DATA TO EXAMINE:
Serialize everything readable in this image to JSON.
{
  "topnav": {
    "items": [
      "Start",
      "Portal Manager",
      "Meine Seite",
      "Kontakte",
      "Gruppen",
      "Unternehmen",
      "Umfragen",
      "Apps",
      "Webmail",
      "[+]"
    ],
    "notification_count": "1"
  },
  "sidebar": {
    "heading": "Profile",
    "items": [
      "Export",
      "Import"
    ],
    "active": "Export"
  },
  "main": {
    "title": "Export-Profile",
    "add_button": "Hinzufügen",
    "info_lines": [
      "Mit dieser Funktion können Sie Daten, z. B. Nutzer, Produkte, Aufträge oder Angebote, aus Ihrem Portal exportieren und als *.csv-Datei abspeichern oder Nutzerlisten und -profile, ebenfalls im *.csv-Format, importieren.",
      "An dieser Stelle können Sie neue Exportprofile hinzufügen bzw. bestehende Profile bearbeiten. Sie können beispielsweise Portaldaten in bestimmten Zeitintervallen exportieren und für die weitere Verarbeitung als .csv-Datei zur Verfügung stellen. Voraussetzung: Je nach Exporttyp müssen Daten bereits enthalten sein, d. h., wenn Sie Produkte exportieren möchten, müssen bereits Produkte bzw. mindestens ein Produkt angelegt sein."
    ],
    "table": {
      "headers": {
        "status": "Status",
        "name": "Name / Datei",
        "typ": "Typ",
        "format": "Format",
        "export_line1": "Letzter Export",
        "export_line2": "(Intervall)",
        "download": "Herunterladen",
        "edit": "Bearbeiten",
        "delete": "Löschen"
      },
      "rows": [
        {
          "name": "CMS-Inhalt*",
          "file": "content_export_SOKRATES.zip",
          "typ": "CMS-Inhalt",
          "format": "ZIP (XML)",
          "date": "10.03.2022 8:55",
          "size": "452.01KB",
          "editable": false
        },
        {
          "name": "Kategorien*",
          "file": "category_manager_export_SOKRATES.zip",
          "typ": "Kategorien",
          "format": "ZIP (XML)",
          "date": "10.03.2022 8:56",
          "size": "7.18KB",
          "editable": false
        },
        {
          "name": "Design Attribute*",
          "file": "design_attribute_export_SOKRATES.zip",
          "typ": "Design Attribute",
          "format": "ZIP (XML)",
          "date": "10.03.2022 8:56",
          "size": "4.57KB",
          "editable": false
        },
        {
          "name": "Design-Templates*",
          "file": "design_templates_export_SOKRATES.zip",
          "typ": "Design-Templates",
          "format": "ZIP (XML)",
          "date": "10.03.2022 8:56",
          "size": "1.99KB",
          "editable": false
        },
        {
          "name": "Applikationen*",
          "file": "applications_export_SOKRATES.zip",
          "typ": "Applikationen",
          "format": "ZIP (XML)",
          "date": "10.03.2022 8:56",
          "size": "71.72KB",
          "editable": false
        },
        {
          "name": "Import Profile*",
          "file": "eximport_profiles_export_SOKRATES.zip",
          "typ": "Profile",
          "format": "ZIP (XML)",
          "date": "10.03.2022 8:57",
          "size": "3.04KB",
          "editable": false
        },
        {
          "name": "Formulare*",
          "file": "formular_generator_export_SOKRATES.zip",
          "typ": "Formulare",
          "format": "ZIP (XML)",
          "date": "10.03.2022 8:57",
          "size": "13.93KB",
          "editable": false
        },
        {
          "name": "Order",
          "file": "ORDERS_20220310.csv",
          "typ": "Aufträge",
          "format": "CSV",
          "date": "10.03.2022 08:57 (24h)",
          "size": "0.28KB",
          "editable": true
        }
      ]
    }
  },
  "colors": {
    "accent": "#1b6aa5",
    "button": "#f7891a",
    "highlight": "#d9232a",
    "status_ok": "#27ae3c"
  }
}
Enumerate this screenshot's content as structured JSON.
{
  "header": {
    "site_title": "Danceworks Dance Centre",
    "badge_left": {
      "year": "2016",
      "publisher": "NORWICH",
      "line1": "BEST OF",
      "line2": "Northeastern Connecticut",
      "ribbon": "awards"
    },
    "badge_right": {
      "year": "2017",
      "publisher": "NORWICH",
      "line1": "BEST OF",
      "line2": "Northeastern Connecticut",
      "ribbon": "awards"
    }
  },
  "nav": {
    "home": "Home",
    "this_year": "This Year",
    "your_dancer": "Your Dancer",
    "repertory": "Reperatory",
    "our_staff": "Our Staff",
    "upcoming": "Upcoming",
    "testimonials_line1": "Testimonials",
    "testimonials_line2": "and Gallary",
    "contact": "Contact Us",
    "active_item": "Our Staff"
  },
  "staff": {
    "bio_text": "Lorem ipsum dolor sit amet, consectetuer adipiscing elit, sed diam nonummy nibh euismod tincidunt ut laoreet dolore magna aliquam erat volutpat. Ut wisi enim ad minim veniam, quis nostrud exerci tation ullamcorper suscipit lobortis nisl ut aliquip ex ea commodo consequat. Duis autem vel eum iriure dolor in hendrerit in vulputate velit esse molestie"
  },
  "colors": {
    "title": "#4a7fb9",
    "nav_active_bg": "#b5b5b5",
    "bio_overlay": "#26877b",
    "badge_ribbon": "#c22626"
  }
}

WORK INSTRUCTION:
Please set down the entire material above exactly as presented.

RESPONSE:
Serialize everything readable in this image to JSON.
{
  "topnav": {
    "items": [
      "Start",
      "Portal Manager",
      "Meine Seite",
      "Kontakte",
      "Gruppen",
      "Unternehmen",
      "Umfragen",
      "Apps",
      "Webmail",
      "[+]"
    ],
    "notification_count": "1"
  },
  "sidebar": {
    "heading": "Profile",
    "items": [
      "Export",
      "Import"
    ],
    "active": "Export"
  },
  "main": {
    "title": "Export-Profile",
    "add_button": "Hinzufügen",
    "info_lines": [
      "Mit dieser Funktion können Sie Daten, z. B. Nutzer, Produkte, Aufträge oder Angebote, aus Ihrem Portal exportieren und als *.csv-Datei abspeichern oder Nutzerlisten und -profile, ebenfalls im *.csv-Format, importieren.",
      "An dieser Stelle können Sie neue Exportprofile hinzufügen bzw. bestehende Profile bearbeiten. Sie können beispielsweise Portaldaten in bestimmten Zeitintervallen exportieren und für die weitere Verarbeitung als .csv-Datei zur Verfügung stellen. Voraussetzung: Je nach Exporttyp müssen Daten bereits enthalten sein, d. h., wenn Sie Produkte exportieren möchten, müssen bereits Produkte bzw. mindestens ein Produkt angelegt sein."
    ],
    "table": {
      "headers": {
        "status": "Status",
        "name": "Name / Datei",
        "typ": "Typ",
        "format": "Format",
        "export_line1": "Letzter Export",
        "export_line2": "(Intervall)",
        "download": "Herunterladen",
        "edit": "Bearbeiten",
        "delete": "Löschen"
      },
      "rows": [
        {
          "name": "CMS-Inhalt*",
          "file": "content_export_SOKRATES.zip",
          "typ": "CMS-Inhalt",
          "format": "ZIP (XML)",
          "date": "10.03.2022 8:55",
          "size": "452.01KB",
          "editable": false
        },
        {
          "name": "Kategorien*",
          "file": "category_manager_export_SOKRATES.zip",
          "typ": "Kategorien",
          "format": "ZIP (XML)",
          "date": "10.03.2022 8:56",
          "size": "7.18KB",
          "editable": false
        },
        {
          "name": "Design Attribute*",
          "file": "design_attribute_export_SOKRATES.zip",
          "typ": "Design Attribute",
          "format": "ZIP (XML)",
          "date": "10.03.2022 8:56",
          "size": "4.57KB",
          "editable": false
        },
        {
          "name": "Design-Templates*",
          "file": "design_templates_export_SOKRATES.zip",
          "typ": "Design-Templates",
          "format": "ZIP (XML)",
          "date": "10.03.2022 8:56",
          "size": "1.99KB",
          "editable": false
        },
        {
          "name": "Applikationen*",
          "file": "applications_export_SOKRATES.zip",
          "typ": "Applikationen",
          "format": "ZIP (XML)",
          "date": "10.03.2022 8:56",
          "size": "71.72KB",
          "editable": false
        },
        {
          "name": "Import Profile*",
          "file": "eximport_profiles_export_SOKRATES.zip",
          "typ": "Profile",
          "format": "ZIP (XML)",
          "date": "10.03.2022 8:57",
          "size": "3.04KB",
          "editable": false
        },
        {
          "name": "Formulare*",
          "file": "formular_generator_export_SOKRATES.zip",
          "typ": "Formulare",
          "format": "ZIP (XML)",
          "date": "10.03.2022 8:57",
          "size": "13.93KB",
          "editable": false
        },
        {
          "name": "Order",
          "file": "ORDERS_20220310.csv",
          "typ": "Aufträge",
          "format": "CSV",
          "date": "10.03.2022 08:57 (24h)",
          "size": "0.28KB",
          "editable": true
        }
      ]
    }
  },
  "colors": {
    "accent": "#1b6aa5",
    "button": "#f7891a",
    "highlight": "#d9232a",
    "status_ok": "#27ae3c"
  }
}
Enumerate this screenshot's content as structured JSON.
{
  "header": {
    "site_title": "Danceworks Dance Centre",
    "badge_left": {
      "year": "2016",
      "publisher": "NORWICH",
      "line1": "BEST OF",
      "line2": "Northeastern Connecticut",
      "ribbon": "awards"
    },
    "badge_right": {
      "year": "2017",
      "publisher": "NORWICH",
      "line1": "BEST OF",
      "line2": "Northeastern Connecticut",
      "ribbon": "awards"
    }
  },
  "nav": {
    "home": "Home",
    "this_year": "This Year",
    "your_dancer": "Your Dancer",
    "repertory": "Reperatory",
    "our_staff": "Our Staff",
    "upcoming": "Upcoming",
    "testimonials_line1": "Testimonials",
    "testimonials_line2": "and Gallary",
    "contact": "Contact Us",
    "active_item": "Our Staff"
  },
  "staff": {
    "bio_text": "Lorem ipsum dolor sit amet, consectetuer adipiscing elit, sed diam nonummy nibh euismod tincidunt ut laoreet dolore magna aliquam erat volutpat. Ut wisi enim ad minim veniam, quis nostrud exerci tation ullamcorper suscipit lobortis nisl ut aliquip ex ea commodo consequat. Duis autem vel eum iriure dolor in hendrerit in vulputate velit esse molestie"
  },
  "colors": {
    "title": "#4a7fb9",
    "nav_active_bg": "#b5b5b5",
    "bio_overlay": "#26877b",
    "badge_ribbon": "#c22626"
  }
}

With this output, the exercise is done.